On Friday, March 23, our Young Youth group: Kindergartners—2nd grade from 5–7pm and our 3rd-5th graders from 6:30–8pm—will eat together and “take a walk through Holy Week”. I love how this event will help these kids and their families anticipate the amazing story of Jesus being celebrated on Palm Sunday all the way to dying on Good Friday and rising on Easter Sunday. I hope our Young Youth Director, Beth Miller, is overwhelmed with the great number of families who choose to make this evening a part of their Holy Week celebration. (You could ease her overwhelming feelings by ‘signing up’ ahead of time, but that isn’t necessary, either.)
It was the morning after Christmas before the sun rose, and, as is my habit, I had been reading. Nothing of note as I was giving my brain a rest after a full week. As the sun rose over the bluffs, I found myself in a pondering mood. It isn’t unusual for me after Christmas to turn my thoughts toward reflection and planning. This particular morning I was thankful for this early-morning routine that opened a door to watching the sun rise because it gave pause to consider where light and life is in my world and maybe where I wanted to see more. I found my mind turning toward companionship and love.

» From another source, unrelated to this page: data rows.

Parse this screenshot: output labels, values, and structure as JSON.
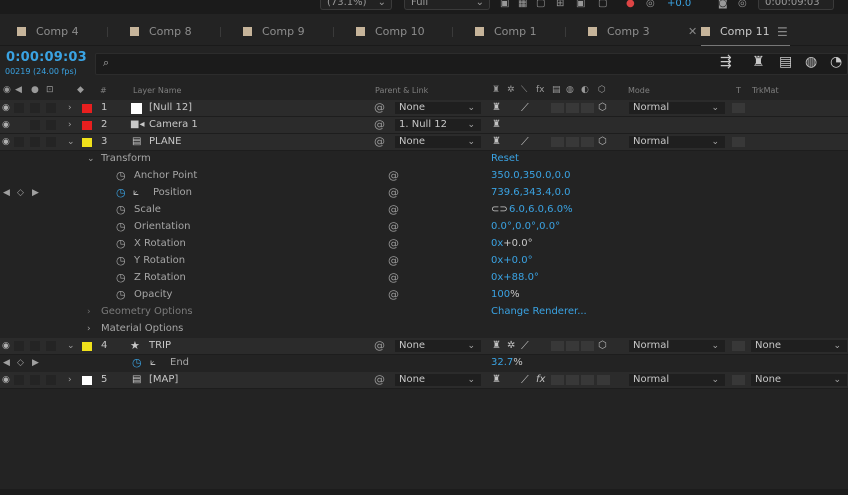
{
  "topbar": {
    "zoom": "(73.1%)",
    "quality": "Full",
    "exposure": "+0.0",
    "timecode": "0:00:09:03"
  },
  "tabs": [
    {
      "label": "Comp 4"
    },
    {
      "label": "Comp 8"
    },
    {
      "label": "Comp 9"
    },
    {
      "label": "Comp 10"
    },
    {
      "label": "Comp 1"
    },
    {
      "label": "Comp 3"
    },
    {
      "label": "Comp 11",
      "active": true
    }
  ],
  "timeline": {
    "timecode": "0:00:09:03",
    "frames": "00219 (24.00 fps)",
    "search_placeholder": ""
  },
  "columns": {
    "num": "#",
    "layer_name": "Layer Name",
    "parent": "Parent & Link",
    "mode": "Mode",
    "t": "T",
    "trkmat": "TrkMat"
  },
  "layers": [
    {
      "num": "1",
      "name": "[Null 12]",
      "label_color": "#e81f1f",
      "parent": "None",
      "mode": "Normal"
    },
    {
      "num": "2",
      "name": "Camera 1",
      "label_color": "#e81f1f",
      "parent": "1. Null 12"
    },
    {
      "num": "3",
      "name": "PLANE",
      "label_color": "#f0e11b",
      "parent": "None",
      "mode": "Normal"
    },
    {
      "num": "4",
      "name": "TRIP",
      "label_color": "#f0e11b",
      "parent": "None",
      "mode": "Normal",
      "trkmat": "None"
    },
    {
      "num": "5",
      "name": "[MAP]",
      "label_color": "#ffffff",
      "parent": "None",
      "mode": "Normal",
      "trkmat": "None"
    }
  ],
  "transform": {
    "group": "Transform",
    "reset": "Reset",
    "anchor": {
      "label": "Anchor Point",
      "value": "350.0,350.0,0.0"
    },
    "position": {
      "label": "Position",
      "value": "739.6,343.4,0.0"
    },
    "scale": {
      "label": "Scale",
      "value": "6.0,6.0,6.0%"
    },
    "orientation": {
      "label": "Orientation",
      "value": "0.0°,0.0°,0.0°"
    },
    "xrot": {
      "label": "X Rotation",
      "turns": "0x",
      "deg": "+0.0°"
    },
    "yrot": {
      "label": "Y Rotation",
      "value": "0x+0.0°"
    },
    "zrot": {
      "label": "Z Rotation",
      "value": "0x+88.0°"
    },
    "opacity": {
      "label": "Opacity",
      "value": "100",
      "unit": "%"
    }
  },
  "geometry": {
    "label": "Geometry Options",
    "action": "Change Renderer..."
  },
  "material": {
    "label": "Material Options"
  },
  "trip_end": {
    "label": "End",
    "value": "32.7",
    "unit": "%"
  },
  "accent": "#3aa3e3"
}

The winter cold did not keep the OWLs at home in February. A lively group of 21 ventured to the Outback for a delicious dinner followed by grooving at a Simon and Garfunkel tribute band concert at the Heider Center. A good time was had by all!
Lent begins Ash Wednesday, February 14. That’s the perfect amount of time to come up with an idea for what you may fast from / or what you may add to your life as a spiritual discipline. First Lutheran enjoys a membership with many Christian backgrounds who participated in a variety of spiritual practices. Some of our brothers and sisters who grew up Roman Catholic have asked me over the years whether Lutherans eat fish on Fridays during Lent. My answer is something like, “it depends whether the chef of the house feels like cooking, or going out for fish that Friday, I guess.” Although some churches enter into a communal fast—like fasting from all meat but fish on Fridays—other churches leave it to the individuals. I was serving a congregation in Columbia, SC during seminary that had the whole church fast from ‘sweets’ during Lent (that one was tough!)

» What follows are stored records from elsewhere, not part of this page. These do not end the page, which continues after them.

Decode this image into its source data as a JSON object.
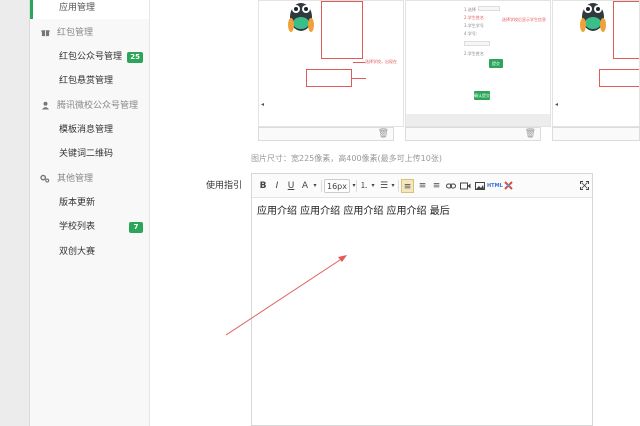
{
  "sidebar": {
    "active_item": "应用管理",
    "groups": [
      {
        "label": "红包管理",
        "icon": "gift-icon",
        "items": [
          {
            "label": "红包公众号管理",
            "badge": "25"
          },
          {
            "label": "红包悬赏管理",
            "badge": ""
          }
        ]
      },
      {
        "label": "腾讯微校公众号管理",
        "icon": "user-icon",
        "items": [
          {
            "label": "模板消息管理",
            "badge": ""
          },
          {
            "label": "关键词二维码",
            "badge": ""
          }
        ]
      },
      {
        "label": "其他管理",
        "icon": "gears-icon",
        "items": [
          {
            "label": "版本更新",
            "badge": ""
          },
          {
            "label": "学校列表",
            "badge": "7"
          },
          {
            "label": "双创大赛",
            "badge": ""
          }
        ]
      }
    ]
  },
  "upload": {
    "hint": "图片尺寸：宽225像素，高400像素(最多可上传10张)",
    "preview_note_1": "选择学校，出现在",
    "preview_note_2": "选择学校后显示学生信息",
    "preview_form": {
      "row1": "1.选择",
      "row2": "2.学生姓名",
      "row3": "3.学生学号",
      "row4": "4.学号：",
      "submit": "提交",
      "confirm": "确认提交"
    }
  },
  "guide": {
    "label": "使用指引",
    "toolbar": {
      "bold": "B",
      "italic": "I",
      "underline": "U",
      "font_color": "A",
      "font_size": "16px",
      "html": "HTML"
    },
    "content": "应用介绍  应用介绍  应用介绍  应用介绍  最后"
  },
  "colors": {
    "accent": "#2aa55a",
    "annotation": "#e05a5a"
  }
}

My daughter Sarah and I watched the movie “Warm Bodies” just before I wrote this. It is a funny romantic movie about a zombie falling in love with a non zombie girl. His heart starts beating again, bringing him back to life, because of the connection he felt toward the girl. Because of his relationship with the girl, even just holding her hand, others began to reconnect, too, bringing their hearts to life. It’s quite humorous, as the storyline develops, but what caught my attention was that to warm one’s heart one must feel connected.
Since October 15, First Lutheran has been in an ‘every-member-visit’ mode. Thirty visitors have made their way to almost 150 families thus far. The conversations our visitors are having are priceless.
Last week I talked with a longtime member who is far less engaged with First than he used to be, “for no good reason”, he said. Through the course of our 45-minute conversation, I heard about the challenges his family has faced over the last year including a retirement, two elder deaths and three imminent graduations. What is so incredible to me is that most of my visits are like this. So much is happening in the lives of each and every family at First as parents age, kids grow, jobs change and life goes from one stage to another. Every time I leave one of these visits, I feel so much better about the health of our church as I know a little bit more about what my prayers should include and I understand how interconnected we already are. The ways I preach and the programs we offer take shape from these conversations. The vitality of our fellowship comes from knowing each other.